* **What to work on**
Using the listing below, keep only the lines with the word "server" and copy them.
*** Opening Material to process ***
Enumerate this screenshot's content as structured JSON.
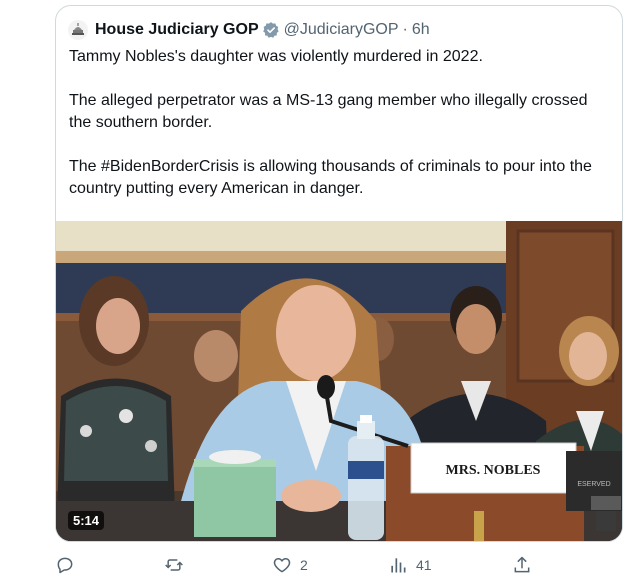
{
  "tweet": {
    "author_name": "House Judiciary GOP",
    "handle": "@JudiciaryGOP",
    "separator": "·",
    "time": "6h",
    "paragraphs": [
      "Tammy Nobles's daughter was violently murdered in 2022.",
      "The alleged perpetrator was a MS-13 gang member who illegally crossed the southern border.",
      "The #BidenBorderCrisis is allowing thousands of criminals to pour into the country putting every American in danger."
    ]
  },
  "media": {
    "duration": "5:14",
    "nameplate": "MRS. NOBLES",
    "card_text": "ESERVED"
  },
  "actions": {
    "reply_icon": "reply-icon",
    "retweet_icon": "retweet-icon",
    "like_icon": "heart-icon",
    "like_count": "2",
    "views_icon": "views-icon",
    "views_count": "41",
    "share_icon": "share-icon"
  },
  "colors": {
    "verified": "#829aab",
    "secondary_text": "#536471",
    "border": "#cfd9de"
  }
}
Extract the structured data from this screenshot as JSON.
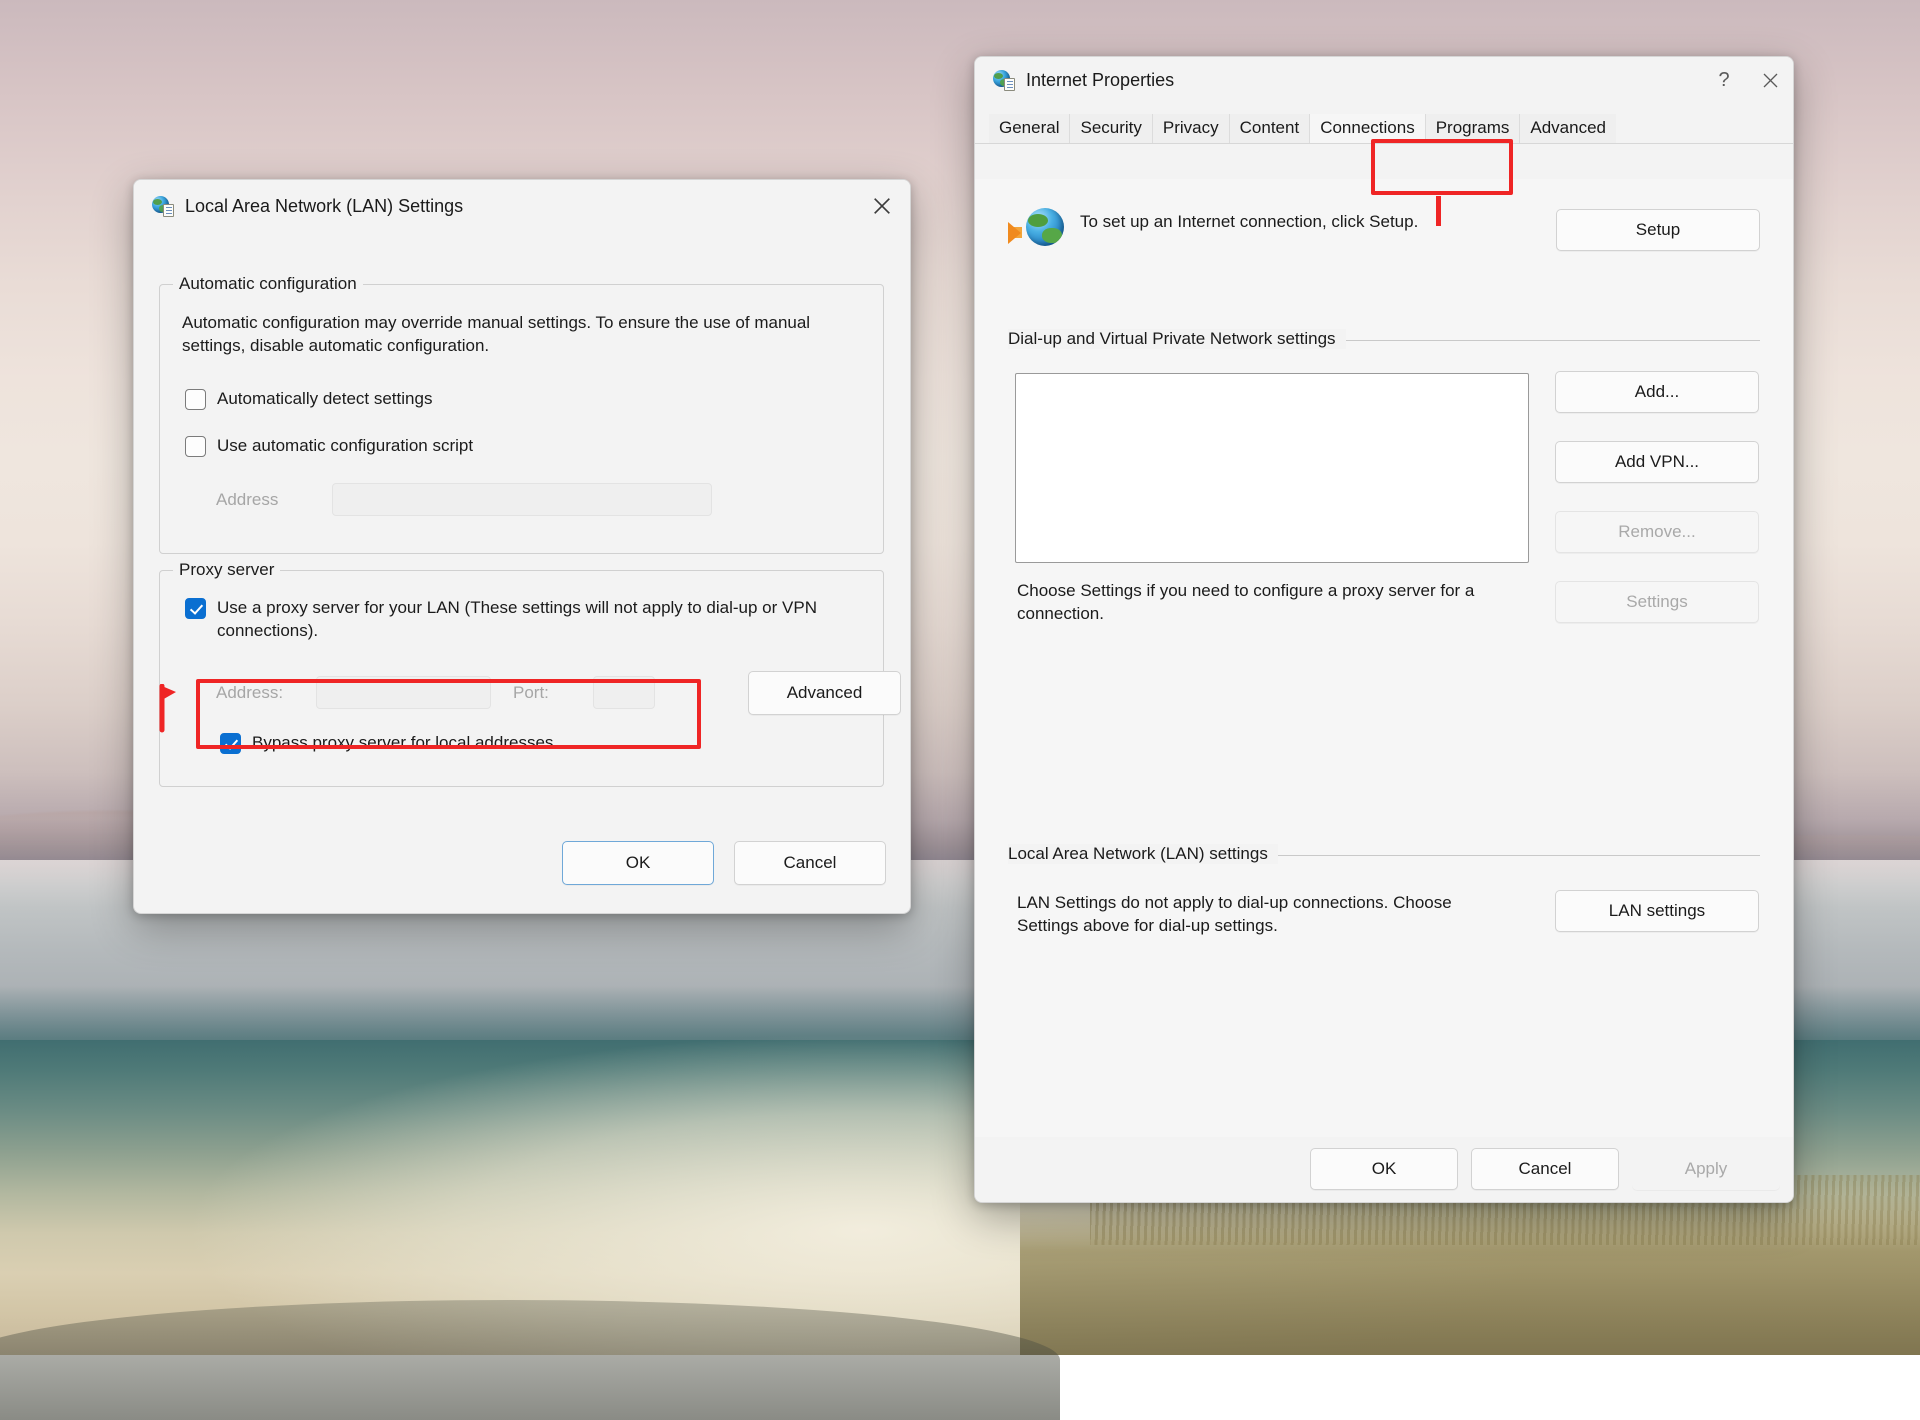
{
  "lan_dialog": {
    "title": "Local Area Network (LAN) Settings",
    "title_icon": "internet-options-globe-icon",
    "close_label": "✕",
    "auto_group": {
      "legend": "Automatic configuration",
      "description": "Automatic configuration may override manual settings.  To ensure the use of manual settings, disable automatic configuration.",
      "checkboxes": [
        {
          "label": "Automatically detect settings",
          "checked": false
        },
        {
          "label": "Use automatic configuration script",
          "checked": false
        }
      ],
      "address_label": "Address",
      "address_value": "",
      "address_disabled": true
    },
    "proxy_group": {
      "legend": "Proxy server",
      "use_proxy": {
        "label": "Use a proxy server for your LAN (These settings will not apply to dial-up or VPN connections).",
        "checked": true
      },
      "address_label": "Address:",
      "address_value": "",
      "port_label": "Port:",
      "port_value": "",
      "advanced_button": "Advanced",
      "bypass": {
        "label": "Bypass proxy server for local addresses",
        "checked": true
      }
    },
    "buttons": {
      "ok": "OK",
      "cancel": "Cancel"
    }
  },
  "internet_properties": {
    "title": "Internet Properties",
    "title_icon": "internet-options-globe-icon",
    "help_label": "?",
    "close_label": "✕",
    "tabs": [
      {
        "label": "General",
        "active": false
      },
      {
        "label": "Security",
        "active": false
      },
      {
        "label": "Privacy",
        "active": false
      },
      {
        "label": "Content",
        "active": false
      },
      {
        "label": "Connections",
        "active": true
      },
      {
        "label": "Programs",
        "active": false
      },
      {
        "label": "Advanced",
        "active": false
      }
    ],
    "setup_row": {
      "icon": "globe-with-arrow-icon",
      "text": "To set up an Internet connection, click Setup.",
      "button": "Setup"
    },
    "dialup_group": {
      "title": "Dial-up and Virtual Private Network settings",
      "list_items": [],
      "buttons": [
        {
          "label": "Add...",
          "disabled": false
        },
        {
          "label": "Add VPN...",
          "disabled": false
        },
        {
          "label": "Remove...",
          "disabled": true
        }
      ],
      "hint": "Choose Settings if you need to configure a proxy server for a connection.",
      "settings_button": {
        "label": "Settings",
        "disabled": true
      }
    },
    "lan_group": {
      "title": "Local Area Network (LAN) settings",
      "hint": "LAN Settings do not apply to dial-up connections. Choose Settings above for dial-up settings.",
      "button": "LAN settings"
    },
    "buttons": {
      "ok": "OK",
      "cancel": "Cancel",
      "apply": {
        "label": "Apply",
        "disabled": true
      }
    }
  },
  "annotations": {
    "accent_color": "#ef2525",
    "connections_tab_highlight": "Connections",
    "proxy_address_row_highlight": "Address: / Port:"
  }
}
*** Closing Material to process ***
* **Answer space**
      "legend": "Proxy server",
        "label": "Use a proxy server for your LAN (These settings will not apply to dial-up or VPN connections).",
        "label": "Bypass proxy server for local addresses",
      "hint": "Choose Settings if you need to configure a proxy server for a connection.",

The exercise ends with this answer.